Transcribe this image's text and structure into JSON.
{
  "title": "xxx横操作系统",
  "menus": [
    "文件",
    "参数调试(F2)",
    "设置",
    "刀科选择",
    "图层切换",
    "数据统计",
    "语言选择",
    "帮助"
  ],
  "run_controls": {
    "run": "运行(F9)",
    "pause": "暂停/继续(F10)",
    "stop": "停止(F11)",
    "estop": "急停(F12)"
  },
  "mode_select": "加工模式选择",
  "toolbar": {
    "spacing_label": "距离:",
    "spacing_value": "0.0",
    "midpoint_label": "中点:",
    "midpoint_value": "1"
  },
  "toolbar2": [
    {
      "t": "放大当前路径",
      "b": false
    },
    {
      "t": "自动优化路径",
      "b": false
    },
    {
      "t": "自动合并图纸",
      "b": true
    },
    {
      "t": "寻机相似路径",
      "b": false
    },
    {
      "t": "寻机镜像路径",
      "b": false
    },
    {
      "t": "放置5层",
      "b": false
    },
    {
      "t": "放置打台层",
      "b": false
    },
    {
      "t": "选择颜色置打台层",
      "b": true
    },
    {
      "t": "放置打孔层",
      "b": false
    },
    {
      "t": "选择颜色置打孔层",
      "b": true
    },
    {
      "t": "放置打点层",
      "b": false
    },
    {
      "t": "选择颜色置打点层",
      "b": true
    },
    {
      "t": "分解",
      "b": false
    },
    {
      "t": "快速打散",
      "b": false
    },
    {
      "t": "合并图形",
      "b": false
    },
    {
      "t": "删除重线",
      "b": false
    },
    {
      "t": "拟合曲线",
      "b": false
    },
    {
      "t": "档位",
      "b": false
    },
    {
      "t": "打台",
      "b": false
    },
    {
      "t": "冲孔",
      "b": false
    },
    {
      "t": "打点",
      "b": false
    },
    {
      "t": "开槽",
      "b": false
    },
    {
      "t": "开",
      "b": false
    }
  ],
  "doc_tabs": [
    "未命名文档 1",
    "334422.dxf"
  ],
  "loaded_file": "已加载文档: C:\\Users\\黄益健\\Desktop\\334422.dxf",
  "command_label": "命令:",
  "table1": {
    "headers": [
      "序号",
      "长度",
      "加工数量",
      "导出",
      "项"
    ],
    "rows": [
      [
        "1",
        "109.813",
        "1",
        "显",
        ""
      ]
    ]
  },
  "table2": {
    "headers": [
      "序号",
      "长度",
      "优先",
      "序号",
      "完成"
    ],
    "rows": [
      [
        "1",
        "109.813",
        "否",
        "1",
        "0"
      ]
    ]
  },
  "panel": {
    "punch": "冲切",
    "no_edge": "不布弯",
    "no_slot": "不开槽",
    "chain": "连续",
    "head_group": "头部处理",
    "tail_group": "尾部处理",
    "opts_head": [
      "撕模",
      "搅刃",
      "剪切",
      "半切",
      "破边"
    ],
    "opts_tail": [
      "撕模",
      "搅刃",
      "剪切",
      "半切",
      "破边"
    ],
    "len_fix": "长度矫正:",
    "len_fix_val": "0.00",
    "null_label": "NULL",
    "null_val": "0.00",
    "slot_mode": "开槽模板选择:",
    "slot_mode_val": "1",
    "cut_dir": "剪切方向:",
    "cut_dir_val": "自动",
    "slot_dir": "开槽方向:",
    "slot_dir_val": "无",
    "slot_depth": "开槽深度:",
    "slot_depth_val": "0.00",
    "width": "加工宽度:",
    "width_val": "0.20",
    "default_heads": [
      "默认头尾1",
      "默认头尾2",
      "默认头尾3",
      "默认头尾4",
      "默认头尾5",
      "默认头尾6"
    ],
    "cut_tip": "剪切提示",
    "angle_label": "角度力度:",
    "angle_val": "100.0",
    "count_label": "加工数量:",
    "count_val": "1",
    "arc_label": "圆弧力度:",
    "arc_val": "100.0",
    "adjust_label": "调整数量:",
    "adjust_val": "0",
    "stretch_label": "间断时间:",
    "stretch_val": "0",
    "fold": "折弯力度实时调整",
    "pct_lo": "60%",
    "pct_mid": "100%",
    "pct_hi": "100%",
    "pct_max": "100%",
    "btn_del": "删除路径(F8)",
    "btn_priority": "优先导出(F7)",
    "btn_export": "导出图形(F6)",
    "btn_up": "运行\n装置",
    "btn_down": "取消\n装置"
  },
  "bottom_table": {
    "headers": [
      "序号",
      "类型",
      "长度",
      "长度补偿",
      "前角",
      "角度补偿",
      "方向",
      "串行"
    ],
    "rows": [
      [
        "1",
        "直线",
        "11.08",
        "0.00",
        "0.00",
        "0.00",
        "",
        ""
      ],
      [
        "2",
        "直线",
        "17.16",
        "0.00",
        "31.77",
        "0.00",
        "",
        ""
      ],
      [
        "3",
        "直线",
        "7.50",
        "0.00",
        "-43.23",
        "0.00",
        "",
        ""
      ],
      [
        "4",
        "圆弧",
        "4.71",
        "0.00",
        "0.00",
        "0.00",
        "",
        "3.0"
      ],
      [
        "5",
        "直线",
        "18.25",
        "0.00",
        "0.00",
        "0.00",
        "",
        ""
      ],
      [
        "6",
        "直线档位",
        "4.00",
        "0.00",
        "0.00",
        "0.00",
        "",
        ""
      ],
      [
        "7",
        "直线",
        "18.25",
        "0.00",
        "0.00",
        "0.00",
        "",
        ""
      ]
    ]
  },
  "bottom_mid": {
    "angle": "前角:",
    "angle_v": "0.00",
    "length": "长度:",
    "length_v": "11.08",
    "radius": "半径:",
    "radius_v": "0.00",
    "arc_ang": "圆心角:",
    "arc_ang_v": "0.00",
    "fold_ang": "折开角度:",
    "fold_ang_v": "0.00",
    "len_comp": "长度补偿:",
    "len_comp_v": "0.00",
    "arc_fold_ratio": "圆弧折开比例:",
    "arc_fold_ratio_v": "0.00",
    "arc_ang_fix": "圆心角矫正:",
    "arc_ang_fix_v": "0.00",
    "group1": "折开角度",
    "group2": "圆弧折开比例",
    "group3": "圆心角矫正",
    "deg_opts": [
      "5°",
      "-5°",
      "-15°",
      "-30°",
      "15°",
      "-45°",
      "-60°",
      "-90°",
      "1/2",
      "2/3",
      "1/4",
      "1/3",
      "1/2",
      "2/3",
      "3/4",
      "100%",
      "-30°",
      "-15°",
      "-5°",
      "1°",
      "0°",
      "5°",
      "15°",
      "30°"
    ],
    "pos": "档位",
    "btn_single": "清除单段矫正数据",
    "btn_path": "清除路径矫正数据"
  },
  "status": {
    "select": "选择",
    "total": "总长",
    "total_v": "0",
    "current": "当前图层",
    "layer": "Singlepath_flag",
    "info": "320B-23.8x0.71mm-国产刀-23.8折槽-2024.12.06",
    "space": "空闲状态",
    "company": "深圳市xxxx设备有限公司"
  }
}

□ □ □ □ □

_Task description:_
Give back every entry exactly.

_Response area:_
Transcribe this image's text and structure into JSON.
{
  "title": "xxx横操作系统",
  "menus": [
    "文件",
    "参数调试(F2)",
    "设置",
    "刀科选择",
    "图层切换",
    "数据统计",
    "语言选择",
    "帮助"
  ],
  "run_controls": {
    "run": "运行(F9)",
    "pause": "暂停/继续(F10)",
    "stop": "停止(F11)",
    "estop": "急停(F12)"
  },
  "mode_select": "加工模式选择",
  "toolbar": {
    "spacing_label": "距离:",
    "spacing_value": "0.0",
    "midpoint_label": "中点:",
    "midpoint_value": "1"
  },
  "toolbar2": [
    {
      "t": "放大当前路径",
      "b": false
    },
    {
      "t": "自动优化路径",
      "b": false
    },
    {
      "t": "自动合并图纸",
      "b": true
    },
    {
      "t": "寻机相似路径",
      "b": false
    },
    {
      "t": "寻机镜像路径",
      "b": false
    },
    {
      "t": "放置5层",
      "b": false
    },
    {
      "t": "放置打台层",
      "b": false
    },
    {
      "t": "选择颜色置打台层",
      "b": true
    },
    {
      "t": "放置打孔层",
      "b": false
    },
    {
      "t": "选择颜色置打孔层",
      "b": true
    },
    {
      "t": "放置打点层",
      "b": false
    },
    {
      "t": "选择颜色置打点层",
      "b": true
    },
    {
      "t": "分解",
      "b": false
    },
    {
      "t": "快速打散",
      "b": false
    },
    {
      "t": "合并图形",
      "b": false
    },
    {
      "t": "删除重线",
      "b": false
    },
    {
      "t": "拟合曲线",
      "b": false
    },
    {
      "t": "档位",
      "b": false
    },
    {
      "t": "打台",
      "b": false
    },
    {
      "t": "冲孔",
      "b": false
    },
    {
      "t": "打点",
      "b": false
    },
    {
      "t": "开槽",
      "b": false
    },
    {
      "t": "开",
      "b": false
    }
  ],
  "doc_tabs": [
    "未命名文档 1",
    "334422.dxf"
  ],
  "loaded_file": "已加载文档: C:\\Users\\黄益健\\Desktop\\334422.dxf",
  "command_label": "命令:",
  "table1": {
    "headers": [
      "序号",
      "长度",
      "加工数量",
      "导出",
      "项"
    ],
    "rows": [
      [
        "1",
        "109.813",
        "1",
        "显",
        ""
      ]
    ]
  },
  "table2": {
    "headers": [
      "序号",
      "长度",
      "优先",
      "序号",
      "完成"
    ],
    "rows": [
      [
        "1",
        "109.813",
        "否",
        "1",
        "0"
      ]
    ]
  },
  "panel": {
    "punch": "冲切",
    "no_edge": "不布弯",
    "no_slot": "不开槽",
    "chain": "连续",
    "head_group": "头部处理",
    "tail_group": "尾部处理",
    "opts_head": [
      "撕模",
      "搅刃",
      "剪切",
      "半切",
      "破边"
    ],
    "opts_tail": [
      "撕模",
      "搅刃",
      "剪切",
      "半切",
      "破边"
    ],
    "len_fix": "长度矫正:",
    "len_fix_val": "0.00",
    "null_label": "NULL",
    "null_val": "0.00",
    "slot_mode": "开槽模板选择:",
    "slot_mode_val": "1",
    "cut_dir": "剪切方向:",
    "cut_dir_val": "自动",
    "slot_dir": "开槽方向:",
    "slot_dir_val": "无",
    "slot_depth": "开槽深度:",
    "slot_depth_val": "0.00",
    "width": "加工宽度:",
    "width_val": "0.20",
    "default_heads": [
      "默认头尾1",
      "默认头尾2",
      "默认头尾3",
      "默认头尾4",
      "默认头尾5",
      "默认头尾6"
    ],
    "cut_tip": "剪切提示",
    "angle_label": "角度力度:",
    "angle_val": "100.0",
    "count_label": "加工数量:",
    "count_val": "1",
    "arc_label": "圆弧力度:",
    "arc_val": "100.0",
    "adjust_label": "调整数量:",
    "adjust_val": "0",
    "stretch_label": "间断时间:",
    "stretch_val": "0",
    "fold": "折弯力度实时调整",
    "pct_lo": "60%",
    "pct_mid": "100%",
    "pct_hi": "100%",
    "pct_max": "100%",
    "btn_del": "删除路径(F8)",
    "btn_priority": "优先导出(F7)",
    "btn_export": "导出图形(F6)",
    "btn_up": "运行\n装置",
    "btn_down": "取消\n装置"
  },
  "bottom_table": {
    "headers": [
      "序号",
      "类型",
      "长度",
      "长度补偿",
      "前角",
      "角度补偿",
      "方向",
      "串行"
    ],
    "rows": [
      [
        "1",
        "直线",
        "11.08",
        "0.00",
        "0.00",
        "0.00",
        "",
        ""
      ],
      [
        "2",
        "直线",
        "17.16",
        "0.00",
        "31.77",
        "0.00",
        "",
        ""
      ],
      [
        "3",
        "直线",
        "7.50",
        "0.00",
        "-43.23",
        "0.00",
        "",
        ""
      ],
      [
        "4",
        "圆弧",
        "4.71",
        "0.00",
        "0.00",
        "0.00",
        "",
        "3.0"
      ],
      [
        "5",
        "直线",
        "18.25",
        "0.00",
        "0.00",
        "0.00",
        "",
        ""
      ],
      [
        "6",
        "直线档位",
        "4.00",
        "0.00",
        "0.00",
        "0.00",
        "",
        ""
      ],
      [
        "7",
        "直线",
        "18.25",
        "0.00",
        "0.00",
        "0.00",
        "",
        ""
      ]
    ]
  },
  "bottom_mid": {
    "angle": "前角:",
    "angle_v": "0.00",
    "length": "长度:",
    "length_v": "11.08",
    "radius": "半径:",
    "radius_v": "0.00",
    "arc_ang": "圆心角:",
    "arc_ang_v": "0.00",
    "fold_ang": "折开角度:",
    "fold_ang_v": "0.00",
    "len_comp": "长度补偿:",
    "len_comp_v": "0.00",
    "arc_fold_ratio": "圆弧折开比例:",
    "arc_fold_ratio_v": "0.00",
    "arc_ang_fix": "圆心角矫正:",
    "arc_ang_fix_v": "0.00",
    "group1": "折开角度",
    "group2": "圆弧折开比例",
    "group3": "圆心角矫正",
    "deg_opts": [
      "5°",
      "-5°",
      "-15°",
      "-30°",
      "15°",
      "-45°",
      "-60°",
      "-90°",
      "1/2",
      "2/3",
      "1/4",
      "1/3",
      "1/2",
      "2/3",
      "3/4",
      "100%",
      "-30°",
      "-15°",
      "-5°",
      "1°",
      "0°",
      "5°",
      "15°",
      "30°"
    ],
    "pos": "档位",
    "btn_single": "清除单段矫正数据",
    "btn_path": "清除路径矫正数据"
  },
  "status": {
    "select": "选择",
    "total": "总长",
    "total_v": "0",
    "current": "当前图层",
    "layer": "Singlepath_flag",
    "info": "320B-23.8x0.71mm-国产刀-23.8折槽-2024.12.06",
    "space": "空闲状态",
    "company": "深圳市xxxx设备有限公司"
  }
}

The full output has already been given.